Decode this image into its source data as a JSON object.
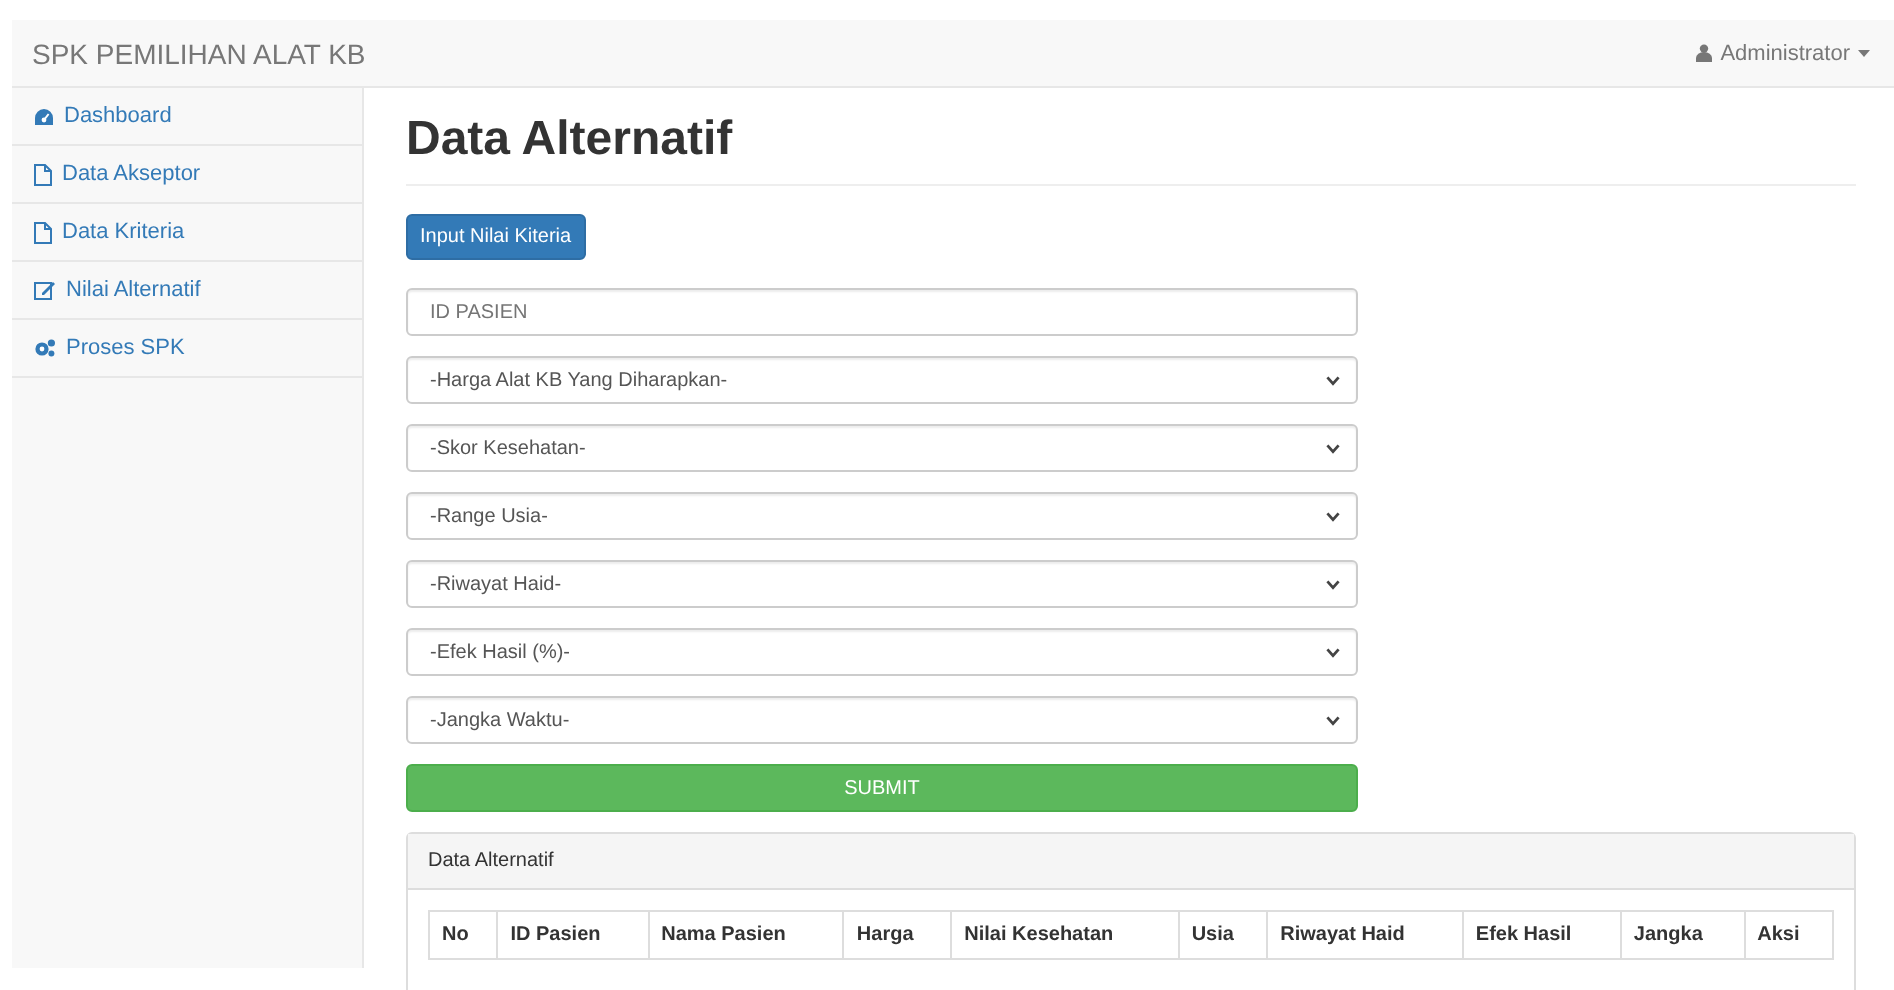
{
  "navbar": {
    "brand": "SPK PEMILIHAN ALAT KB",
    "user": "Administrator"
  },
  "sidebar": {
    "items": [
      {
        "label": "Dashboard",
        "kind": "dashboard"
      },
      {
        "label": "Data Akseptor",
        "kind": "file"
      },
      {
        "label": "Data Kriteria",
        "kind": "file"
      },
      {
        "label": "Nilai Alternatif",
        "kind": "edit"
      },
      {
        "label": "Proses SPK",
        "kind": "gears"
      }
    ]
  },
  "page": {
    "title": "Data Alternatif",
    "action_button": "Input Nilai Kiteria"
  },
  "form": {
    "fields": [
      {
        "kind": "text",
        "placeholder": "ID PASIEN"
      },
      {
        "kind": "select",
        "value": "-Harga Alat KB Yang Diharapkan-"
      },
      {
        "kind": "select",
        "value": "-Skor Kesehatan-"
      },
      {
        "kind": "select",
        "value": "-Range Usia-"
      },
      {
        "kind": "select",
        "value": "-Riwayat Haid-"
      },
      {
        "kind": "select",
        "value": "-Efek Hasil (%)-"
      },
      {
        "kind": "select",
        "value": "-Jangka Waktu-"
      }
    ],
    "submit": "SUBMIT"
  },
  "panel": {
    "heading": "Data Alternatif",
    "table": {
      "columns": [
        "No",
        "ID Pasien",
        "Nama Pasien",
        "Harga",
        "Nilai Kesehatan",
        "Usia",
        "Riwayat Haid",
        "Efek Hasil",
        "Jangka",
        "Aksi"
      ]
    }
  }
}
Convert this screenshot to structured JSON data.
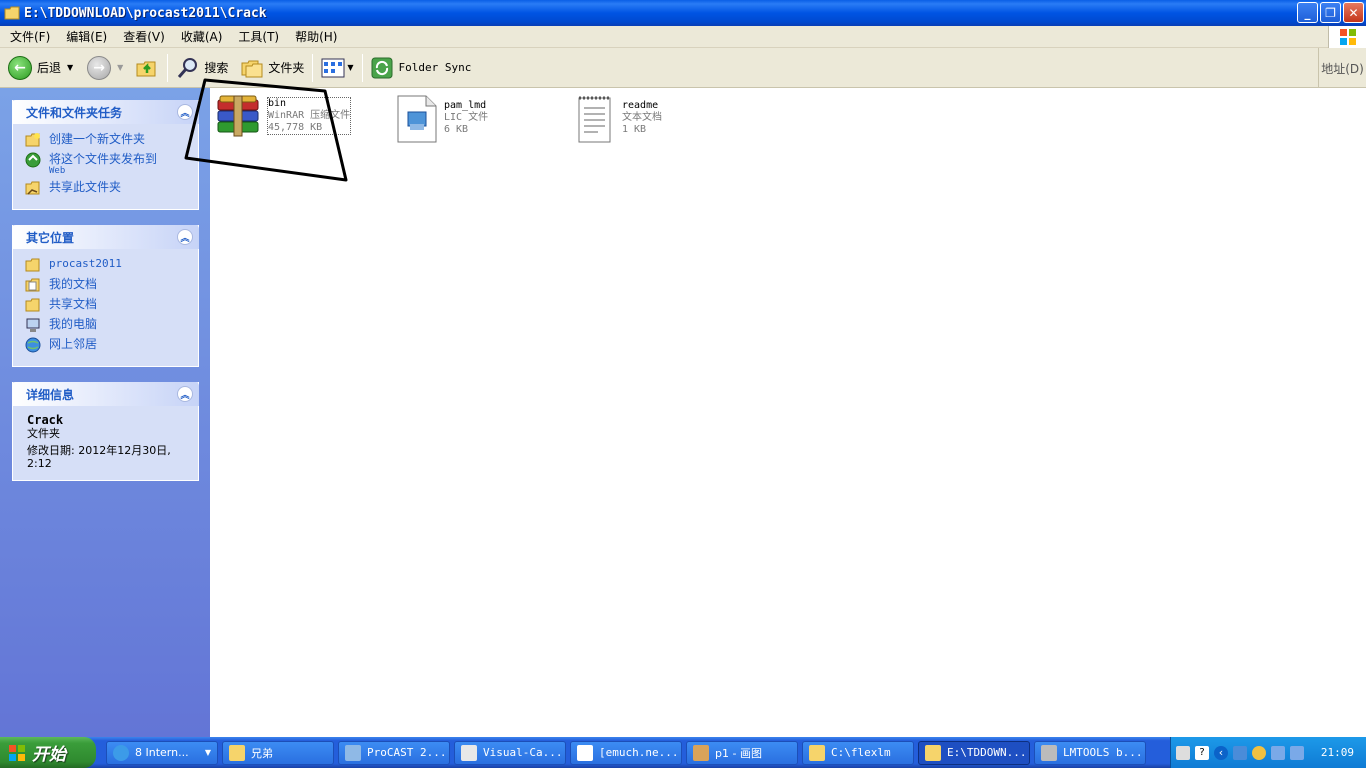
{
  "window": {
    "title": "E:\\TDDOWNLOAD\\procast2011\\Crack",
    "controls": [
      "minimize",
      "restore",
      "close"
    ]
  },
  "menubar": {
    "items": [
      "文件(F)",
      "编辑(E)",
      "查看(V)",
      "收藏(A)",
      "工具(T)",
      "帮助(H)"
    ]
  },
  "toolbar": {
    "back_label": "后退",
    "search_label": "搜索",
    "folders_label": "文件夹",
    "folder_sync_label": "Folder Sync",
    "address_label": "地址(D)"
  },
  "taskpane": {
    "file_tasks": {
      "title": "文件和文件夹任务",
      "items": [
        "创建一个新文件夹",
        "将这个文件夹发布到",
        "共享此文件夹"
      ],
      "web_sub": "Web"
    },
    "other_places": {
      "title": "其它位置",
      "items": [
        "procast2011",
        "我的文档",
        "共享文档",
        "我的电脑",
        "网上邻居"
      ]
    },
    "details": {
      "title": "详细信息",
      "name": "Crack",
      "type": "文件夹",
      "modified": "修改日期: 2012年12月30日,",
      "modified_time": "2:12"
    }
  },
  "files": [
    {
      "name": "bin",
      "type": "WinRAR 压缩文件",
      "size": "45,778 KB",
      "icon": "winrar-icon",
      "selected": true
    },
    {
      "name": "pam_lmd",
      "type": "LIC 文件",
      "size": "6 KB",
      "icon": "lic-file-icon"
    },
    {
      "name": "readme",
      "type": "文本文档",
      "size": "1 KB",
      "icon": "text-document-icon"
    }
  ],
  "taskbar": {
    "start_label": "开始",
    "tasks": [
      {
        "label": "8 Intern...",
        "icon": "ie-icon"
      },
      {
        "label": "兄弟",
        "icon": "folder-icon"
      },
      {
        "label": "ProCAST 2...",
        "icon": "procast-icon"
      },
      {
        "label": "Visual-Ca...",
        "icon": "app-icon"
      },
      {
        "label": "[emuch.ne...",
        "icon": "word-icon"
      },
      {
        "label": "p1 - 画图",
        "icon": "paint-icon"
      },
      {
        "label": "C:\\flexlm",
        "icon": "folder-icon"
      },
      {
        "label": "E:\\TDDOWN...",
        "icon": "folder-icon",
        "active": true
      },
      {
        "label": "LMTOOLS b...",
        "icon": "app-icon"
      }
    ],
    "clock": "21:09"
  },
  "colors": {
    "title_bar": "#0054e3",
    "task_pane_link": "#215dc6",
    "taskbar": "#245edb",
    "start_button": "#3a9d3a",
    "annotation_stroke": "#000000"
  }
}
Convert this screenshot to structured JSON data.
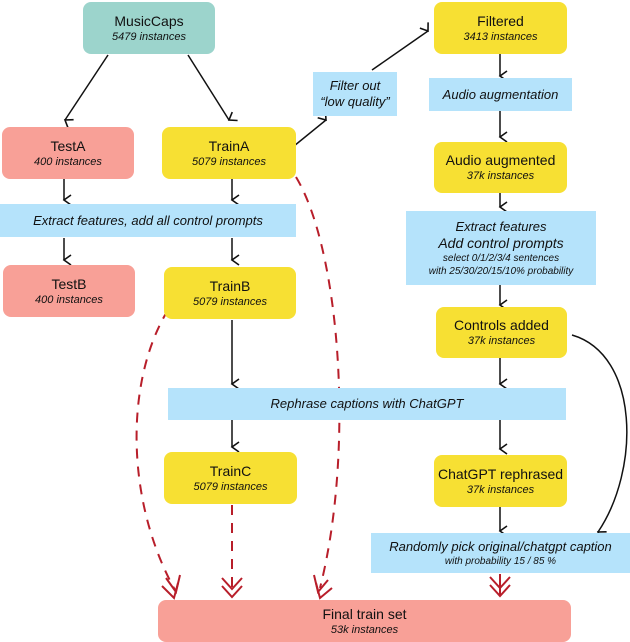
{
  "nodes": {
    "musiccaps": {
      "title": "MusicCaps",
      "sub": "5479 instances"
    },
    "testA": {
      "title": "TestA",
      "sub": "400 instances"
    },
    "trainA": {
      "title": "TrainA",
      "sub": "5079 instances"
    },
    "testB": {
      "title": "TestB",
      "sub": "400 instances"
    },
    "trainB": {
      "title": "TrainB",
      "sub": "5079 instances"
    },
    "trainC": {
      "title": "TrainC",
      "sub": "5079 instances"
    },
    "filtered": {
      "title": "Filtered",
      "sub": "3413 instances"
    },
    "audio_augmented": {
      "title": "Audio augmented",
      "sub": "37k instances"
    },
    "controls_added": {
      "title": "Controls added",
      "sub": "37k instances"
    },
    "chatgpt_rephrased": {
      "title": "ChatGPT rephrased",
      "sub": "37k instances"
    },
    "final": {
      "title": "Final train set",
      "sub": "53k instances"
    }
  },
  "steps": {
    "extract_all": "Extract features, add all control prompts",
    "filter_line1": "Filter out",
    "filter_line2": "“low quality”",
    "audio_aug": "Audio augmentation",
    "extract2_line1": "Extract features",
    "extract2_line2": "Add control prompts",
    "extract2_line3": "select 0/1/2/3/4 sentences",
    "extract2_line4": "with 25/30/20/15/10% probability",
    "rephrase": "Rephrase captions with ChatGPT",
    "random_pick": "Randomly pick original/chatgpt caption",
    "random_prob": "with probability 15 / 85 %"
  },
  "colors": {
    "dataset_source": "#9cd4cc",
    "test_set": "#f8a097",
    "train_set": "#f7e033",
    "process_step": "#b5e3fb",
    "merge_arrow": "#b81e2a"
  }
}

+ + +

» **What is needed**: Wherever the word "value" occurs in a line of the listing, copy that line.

» **Solution to the problem**:
        "value": "-Harga Alat KB Yang Diharapkan-"
        "value": "-Skor Kesehatan-"
        "value": "-Range Usia-"
        "value": "-Riwayat Haid-"
        "value": "-Efek Hasil (%)-"
        "value": "-Jangka Waktu-"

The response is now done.